Still, though, the international community keeps pushing for a two-state solution. Most recently, Britain has been lobbying hard, to Israel’s dismay, for world powers to draft a statement laying out the parameters for a Palestinian state. It views the unrest in the Middle East and North Africa not as a reason for Israel to hold off on negotiations and to bunker down—but as a cause for greater urgency to try to lock down an agreement.
Trying to fend off international pressure, Prime Minister Netanyahu is rumored to be preparing a peace proposal to present to Washington in May. The initiative is thought to involve a phased creation of a Palestinian state.
But perhaps the greater indication of the Israeli prime minister’s recognition of reality—that no matter the concessions or plans, peace will not eventuate—is some of his recent political moves. A week ago, Netanyahu announced that he had decided to appoint Yaakov Amidror, known for his “hawkish” political views, as his new national security adviser and key adviser on the peace process. At the same time, it was revealed last week that Netanyahu has invited the National Union party—considered the most right-wing in the Knesset—to join his government.
These moves are widely seen as an indication that Netanyahu does not plan on making any far-reaching concessions to the Palestinians. No doubt, they are a hardening of the Israeli government’s position. Our editor in chief has forecast just such a trend within Israel for over five years. (You can read about this in our article “What Will Trigger the Next World War?”) Netanyahu’s intransigence in the face of remorseless butchery of Jews should come as no shock.

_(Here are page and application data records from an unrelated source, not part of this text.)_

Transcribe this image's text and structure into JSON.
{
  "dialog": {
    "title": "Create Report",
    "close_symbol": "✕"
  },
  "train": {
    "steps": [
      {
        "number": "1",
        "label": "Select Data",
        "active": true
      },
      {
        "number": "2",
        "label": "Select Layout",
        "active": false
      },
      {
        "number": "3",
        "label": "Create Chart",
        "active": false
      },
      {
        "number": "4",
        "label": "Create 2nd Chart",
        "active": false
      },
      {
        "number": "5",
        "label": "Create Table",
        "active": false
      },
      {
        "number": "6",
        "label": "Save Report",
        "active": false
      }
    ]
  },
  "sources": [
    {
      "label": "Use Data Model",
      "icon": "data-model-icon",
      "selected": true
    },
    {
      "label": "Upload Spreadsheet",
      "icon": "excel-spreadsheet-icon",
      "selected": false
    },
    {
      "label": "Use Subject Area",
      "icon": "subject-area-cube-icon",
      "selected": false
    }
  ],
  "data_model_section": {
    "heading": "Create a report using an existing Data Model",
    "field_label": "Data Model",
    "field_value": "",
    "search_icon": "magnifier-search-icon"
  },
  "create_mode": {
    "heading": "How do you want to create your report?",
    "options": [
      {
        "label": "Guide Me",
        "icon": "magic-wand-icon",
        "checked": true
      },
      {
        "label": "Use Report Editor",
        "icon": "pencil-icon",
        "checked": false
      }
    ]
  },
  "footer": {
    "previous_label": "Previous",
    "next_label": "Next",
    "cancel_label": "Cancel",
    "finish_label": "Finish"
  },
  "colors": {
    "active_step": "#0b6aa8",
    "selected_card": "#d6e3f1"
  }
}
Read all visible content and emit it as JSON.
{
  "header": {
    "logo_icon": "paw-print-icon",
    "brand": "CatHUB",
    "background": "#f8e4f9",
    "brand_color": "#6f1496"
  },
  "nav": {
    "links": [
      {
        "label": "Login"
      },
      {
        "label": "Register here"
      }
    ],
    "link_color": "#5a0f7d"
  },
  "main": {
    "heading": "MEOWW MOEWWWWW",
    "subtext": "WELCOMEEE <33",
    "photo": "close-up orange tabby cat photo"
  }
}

The Jews’ realization of the impossibility of negotiating a two-state solution with the Arabs has been washing over them in stages in recent years. While caving in to pressure yet again and again, the recognition that the peace process has in fact wounded the nation—sapped Israel’s strength, depleted Israel’s land, and exhausted Israel’s will to fight and survive—is dawning.
This realization was specifically prophesied in your Bible. The prophecy is recorded in Hosea 5:13: “When … Judah [the biblical name for today’s Jewish State of Israel] saw his wound, then went Ephraim to the Assyrian, and [Judah] sent to [Assyrian] king Jareb ….” Longtime Trumpet readers know that Gerald Flurry has pointed to Judah’s “wound” being the peace process ever since the Oslo talks in 1993.
Hosea’s prophecy reveals a moment when Israel sees its deadly wound—it recognizes the folly of the paradoxical “peace” process—and acts in desperation. That moment is getting closer. Read “Israel’s Final Chapter” to see what it will bring.